Cylinder pressure modeling and heat release analysis are today important and standard tools for engineers and researchers, when developing and tuning new engines. Being able to accurately model and extract information from the cylinder pressure is important for the interpretation and validity of the result.
The first part of the thesis treats single-zone cylinder pressure modeling, where the specific heat ratio model constitutes a key part. This model component is therefore investigated more thoroughly. For the purpose of reference, the specific heat ratio is calculated for burned and unburned gases, assuming that the unburned mixture is frozen and that the burned mixture is at chemical equilibrium. Use of the reference model in heat release analysis is too time consuming and therefore a set of simpler models, both existing and newly developed, are compared to the reference model.
A two-zone mean temperature model and the Vibe function are used to parameterize the mass fraction burned. The mass fraction burned is used to interpolate the specific heats for the unburned and burned mixture, and to form the specific heat ratio, which renders a cylinder pressure modeling error in the same order as the measurement noise, and fifteen times smaller than the model originally suggested in Gatowski et al. (1984). The computational time is increased with 40 % compared to the original setting, but reduced by a factor 70 compared to precomputed tables from the full equilibrium program. The specific heats for the unburned mixture are captured within 0.2 % by linear functions, and the specific heats for the burned mixture are captured within 1 % by higher-order polynomials for the major operating range of a spark ignited (SI) engine.
In the second part, four methods for compression ratio estimation based on cylinder pressure traces are developed and evaluated for both simulated and experimental cycles. Three methods rely upon a model of polytropic compression for the cylinder pressure. It is shown that they give a good estimate of the compression ratio at low compression ratios, although the estimates are biased. A method based on a variable projection algorithm with a logarithmic norm of the cylinder pressure yields the smallest confidence intervals and shortest computational time for these three methods. This method is recommended when computational time is an important issue. The polytropic pressure model lacks information about heat transfer and therefore the estimation bias increases with the compression ratio.
The fourth method includes heat transfer, crevice effects, and a commonly used heat release model for firing cycles. This method estimates the compression ratio more accurately in terms of bias and variance. The method is more computationally demanding and thus recommended when estimation accuracy is the most important property. In order to estimate the compression ratio as accurately as possible, motored cycles with as high initial pressure as possible should be used.

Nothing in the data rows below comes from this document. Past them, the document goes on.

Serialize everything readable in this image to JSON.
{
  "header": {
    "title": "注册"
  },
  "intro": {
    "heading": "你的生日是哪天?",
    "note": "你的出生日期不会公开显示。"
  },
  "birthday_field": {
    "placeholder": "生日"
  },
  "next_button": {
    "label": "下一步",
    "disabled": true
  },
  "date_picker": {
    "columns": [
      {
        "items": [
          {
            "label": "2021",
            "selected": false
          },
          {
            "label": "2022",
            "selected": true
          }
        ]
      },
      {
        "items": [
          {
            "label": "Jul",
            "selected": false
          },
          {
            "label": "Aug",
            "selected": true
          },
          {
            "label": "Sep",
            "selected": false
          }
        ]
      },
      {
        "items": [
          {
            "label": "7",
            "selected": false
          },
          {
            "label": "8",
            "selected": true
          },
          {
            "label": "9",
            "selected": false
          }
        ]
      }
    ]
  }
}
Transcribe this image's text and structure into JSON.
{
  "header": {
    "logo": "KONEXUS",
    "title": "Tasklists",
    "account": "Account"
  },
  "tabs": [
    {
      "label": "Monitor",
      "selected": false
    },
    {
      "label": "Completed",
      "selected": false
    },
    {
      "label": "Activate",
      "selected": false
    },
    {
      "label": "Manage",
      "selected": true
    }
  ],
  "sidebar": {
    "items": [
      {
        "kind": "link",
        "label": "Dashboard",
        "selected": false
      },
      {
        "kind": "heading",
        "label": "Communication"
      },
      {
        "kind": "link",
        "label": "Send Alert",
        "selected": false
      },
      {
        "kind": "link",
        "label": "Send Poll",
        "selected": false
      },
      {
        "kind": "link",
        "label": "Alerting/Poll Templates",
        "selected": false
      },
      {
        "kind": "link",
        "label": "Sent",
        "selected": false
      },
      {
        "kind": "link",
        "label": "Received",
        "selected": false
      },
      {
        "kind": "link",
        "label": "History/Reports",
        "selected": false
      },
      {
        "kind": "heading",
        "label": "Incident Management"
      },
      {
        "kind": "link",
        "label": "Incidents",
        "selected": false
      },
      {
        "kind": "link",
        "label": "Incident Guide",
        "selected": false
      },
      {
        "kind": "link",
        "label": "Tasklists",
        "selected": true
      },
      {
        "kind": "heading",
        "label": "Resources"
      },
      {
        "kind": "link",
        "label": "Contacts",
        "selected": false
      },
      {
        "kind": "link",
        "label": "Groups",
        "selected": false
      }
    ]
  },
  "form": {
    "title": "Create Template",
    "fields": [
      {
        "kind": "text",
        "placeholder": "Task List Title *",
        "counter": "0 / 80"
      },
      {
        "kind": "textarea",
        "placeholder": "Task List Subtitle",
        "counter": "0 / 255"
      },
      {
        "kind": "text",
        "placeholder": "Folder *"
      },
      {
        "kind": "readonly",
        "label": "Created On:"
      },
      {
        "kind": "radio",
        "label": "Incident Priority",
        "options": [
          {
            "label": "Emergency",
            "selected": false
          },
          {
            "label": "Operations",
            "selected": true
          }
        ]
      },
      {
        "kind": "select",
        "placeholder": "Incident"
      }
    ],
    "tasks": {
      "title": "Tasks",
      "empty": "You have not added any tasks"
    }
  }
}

The objective in part 3 is to develop an estimation tool for heat release analysis that is accurate, systematic and efficient. Two methods that incorporate prior knowledge of the parameter nominal value and uncertainty in a systematic manner are presented and evaluated. Method 1 is based on using a singular value decomposition of the estimated hessian, to reduce the number of estimated parameters one-by-one. Then the suggested number of parameters to use is found as the one minimizing the Akaike final prediction error. Method 2 uses a regularization technique to include the prior knowledge in the criterion function.
Method 2 gives more accurate estimates than method 1. For method 2, prior knowledge with individually set parameter uncertainties yields more accurate and robust estimates. Once a choice of parameter uncertainty has been done, no user interaction is needed. Method 2 is then formulated for three different versions, which differ in how they determine how strong the regularization should be. The quickest version is based on ad-hoc tuning and should be used when computational time is important. Another version is more accurate and flexible to changing operating conditions, but is more computationally demanding.